  Eligibility

Ages Eligible for Study:   18 Years and older
Genders Eligible for Study:   Both
Accepts Healthy Volunteers:   Yes
Criteria

Inclusion Criteria:

  1. Subject must have recalcitrant, quiescent, alopecia areata, non-responsive to treatment, for at least 6 months.
  2. Subject must have one patch of alopecia areata greater than 5 cm diameter, of two patches of alopecia areata, each greater than 2.5 cm diameter.

Exclusion Criteria:

  1. Subjects with active, progressive, alopecia areata.
  2. Subjects who are actively experiencing significant spontaneous regrowth of terminal hair.
  3. Subjects with autoimmune deficiency.
  4. Subjects with a medical condition contraindicating use of anesthesia.
  Contacts and Locations
Choosing to participate in a study is an important personal decision. Talk with your doctor and family members or friends about deciding to join a study. To learn more about this study, you or your doctor may contact the study research staff using the Contacts provided below. For general information, see Learn About Clinical Studies.

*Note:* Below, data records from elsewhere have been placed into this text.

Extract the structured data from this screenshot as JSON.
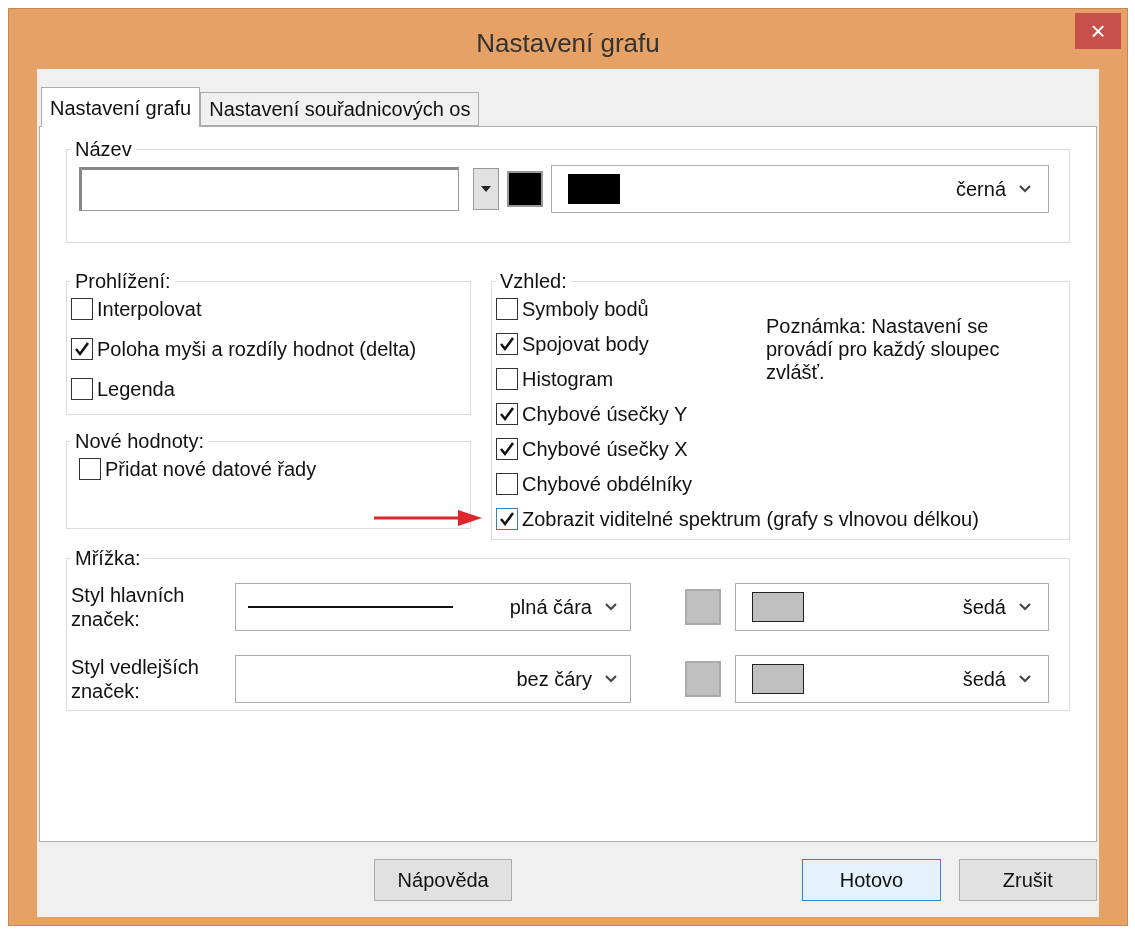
{
  "window": {
    "title": "Nastavení grafu",
    "close": "×"
  },
  "tabs": [
    {
      "label": "Nastavení grafu",
      "selected": true
    },
    {
      "label": "Nastavení souřadnicových os",
      "selected": false
    }
  ],
  "name_group": {
    "legend": "Název",
    "color": {
      "text": "černá",
      "color": "#000000"
    }
  },
  "view_group": {
    "legend": "Prohlížení:",
    "options": [
      {
        "label": "Interpolovat",
        "checked": false
      },
      {
        "label": "Poloha myši a rozdíly hodnot (delta)",
        "checked": true
      },
      {
        "label": "Legenda",
        "checked": false
      }
    ]
  },
  "new_values_group": {
    "legend": "Nové hodnoty:",
    "options": [
      {
        "label": "Přidat nové datové řady",
        "checked": false
      }
    ]
  },
  "appearance_group": {
    "legend": "Vzhled:",
    "note": "Poznámka: Nastavení se provádí pro každý sloupec zvlášť.",
    "options": [
      {
        "label": "Symboly bodů",
        "checked": false
      },
      {
        "label": "Spojovat body",
        "checked": true
      },
      {
        "label": "Histogram",
        "checked": false
      },
      {
        "label": "Chybové úsečky Y",
        "checked": true
      },
      {
        "label": "Chybové úsečky X",
        "checked": true
      },
      {
        "label": "Chybové obdélníky",
        "checked": false
      },
      {
        "label": "Zobrazit viditelné spektrum (grafy s vlnovou délkou)",
        "checked": true,
        "arrow": true
      }
    ]
  },
  "grid_group": {
    "legend": "Mřížka:",
    "rows": [
      {
        "label": "Styl hlavních značek:",
        "line_style": {
          "kind": "solid",
          "text": "plná čára"
        },
        "color": {
          "text": "šedá",
          "color": "#c0c0c0"
        }
      },
      {
        "label": "Styl vedlejších značek:",
        "line_style": {
          "kind": "none",
          "text": "bez čáry"
        },
        "color": {
          "text": "šedá",
          "color": "#c0c0c0"
        }
      }
    ]
  },
  "buttons": [
    {
      "label": "Nápověda",
      "default": false
    },
    {
      "label": "Hotovo",
      "default": true
    },
    {
      "label": "Zrušit",
      "default": false
    }
  ]
}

Please refer to this study by its ClinicalTrials.gov identifier: NCT01385839

Contacts
Contact: Jason J Emer, MD 212-241-3288 ext 43288 jason.emer@mssm.edu
Contact: Giselle J Singer 212-241-3288 ext 43288 giselle.singer@mssm.edu

Locations
United States, New York
Mount Sinai School of Medicine, Department of Dermatology Clinical Trials Center Recruiting
New York, New York, United States, 10029
Principal Investigator: Jason J Emer, MD         
Sub-Investigator: Robin Unger, MD         
Sponsors and Collaborators
Emer, Jason, M.D.
  More Information

Additional Information:
Publications:
Responsible Party: Jason Emer, M.D., Mount Sinai School of Medicine, Department of Dermatology
ClinicalTrials.gov Identifier: NCT01385839     History of Changes
Other Study ID Numbers: 08-0533
Study First Received: June 28, 2011
Last Updated: June 29, 2011
Health Authority: United States: Institutional Review Board

Keywords provided by Emer, Jason, M.D.:
Alopecia
Hair transplantation
Needle irritation
Medical needling

Additional relevant MeSH terms:
Alopecia
Alopecia Areata
Hypotrichosis
Hair Diseases
Skin Diseases
Pathological Conditions, Anatomical

ClinicalTrials.gov processed this record on August 26, 2014